San Diego Claims Shipbuilders & Navy|Have Polluted Harbor for 95 Years


     SAN DIEGO (CN) – Sixteen private companies and the U.S. Navy have been polluting San Diego Bay for nearly a century, the City of San Diego claims in Federal Court. The city clams the defendants allow as much as 10 percent of the paint sandblasted from ships to pollute the bay with heavy metals such as copper, chromium and lead.

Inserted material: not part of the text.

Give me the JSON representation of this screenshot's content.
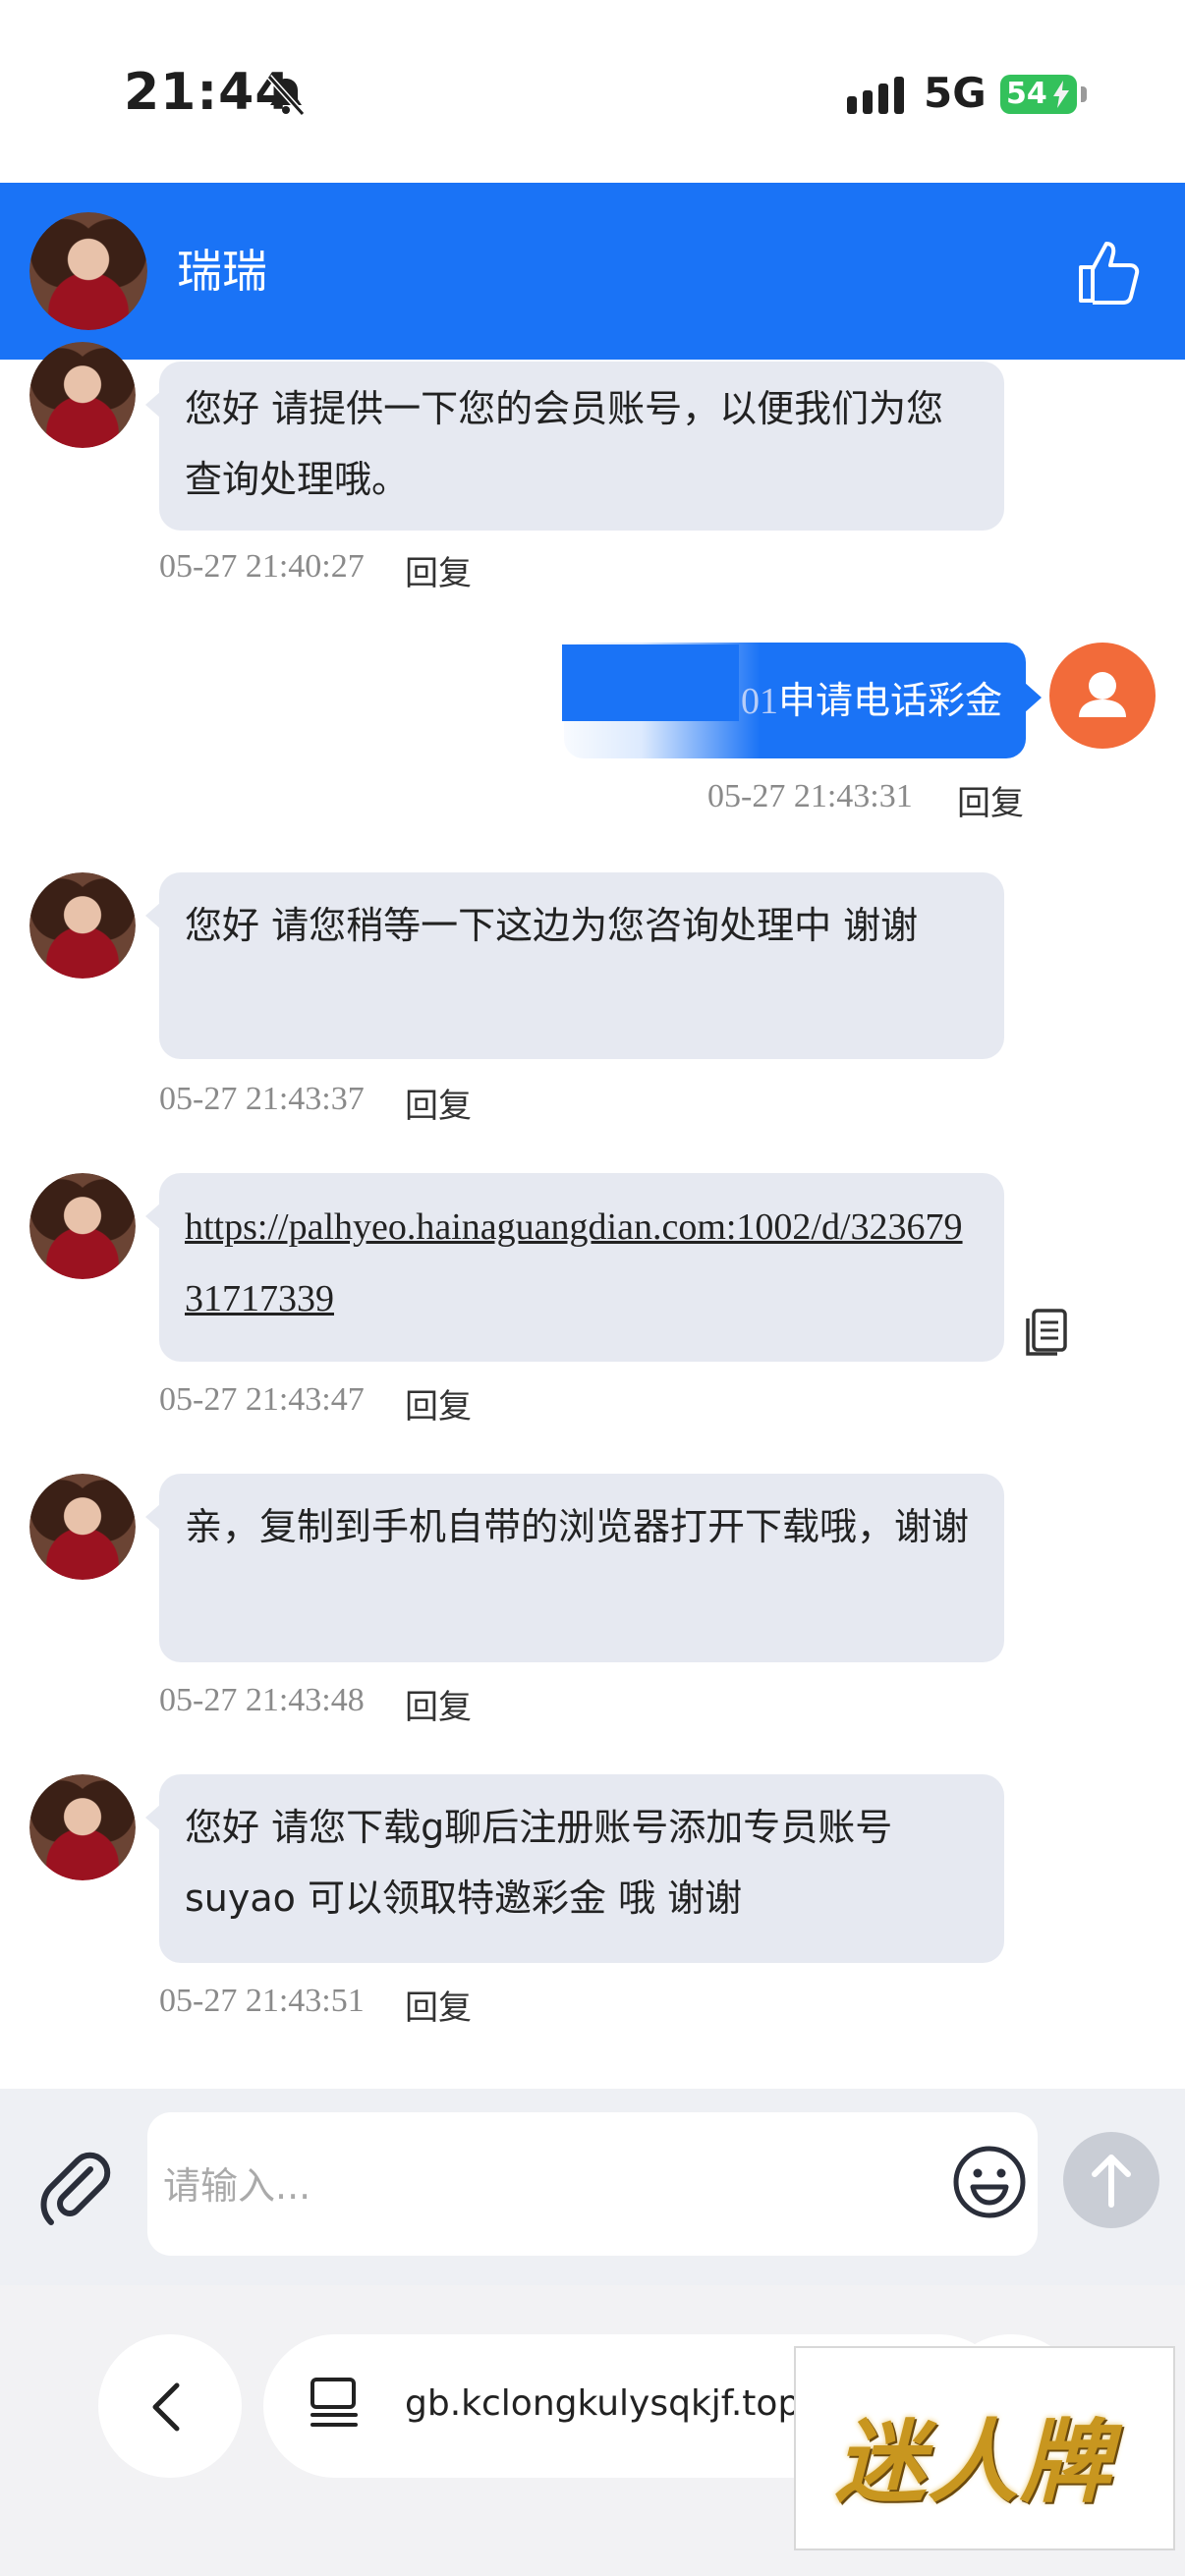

The city says the Navy, the San Diego Unified Port District, National Steel & Shipbuilding Co. and 15 other ship construction and repair companies have been contaminating the East Shore since from 1914.
Litigation in the 1990s revealed that some defendants, including BAE Systems San Diego Ship Repair, violated the Clean Water Act, the city says. A judge ruled in 1999 that BAE had polluted the bay by its “pattern of poor housekeeping.”
     San Diego says that the companies, some of which have been operating at the shipyard for 50 years, “intentionally or accidentally” discharged waste from ship painting and refinishing operations into San Diego Bay.
It claims Campbell Industries polluted the bay with formaldehyde from wood treatments, and Sempra Energy subsidiary SDG&E polluted it with PCBs from lube systems at an electrical generating station and oil from settlement ponds.
     Lack of storm water runoff controls allowed waste to run into the bay after rains.
     At Mole Pier, “trucks and heavy equipment were decontaminated … by spraying them with diesel fuel and dunking them in Paleta Creek, which flows to the bay,” the city says. And PCBs mixed with waste oil was “applied to the ground for dust and weed suppression” in the 1980s, the lawsuit continues, although the soil was moved in the ’90s.
The toxic waste zone was topped off by contamination from Navy salvage and storage yards, where materials were dumped and burned for decades.
     The contaminated marine sediment hurts wildlife and humans and continues to this day, San Diego says.
The city seeks cleanup costs and indemnification.
     It is represented by Brian Ledger with Gordon & Rees.

%d bloggers like this: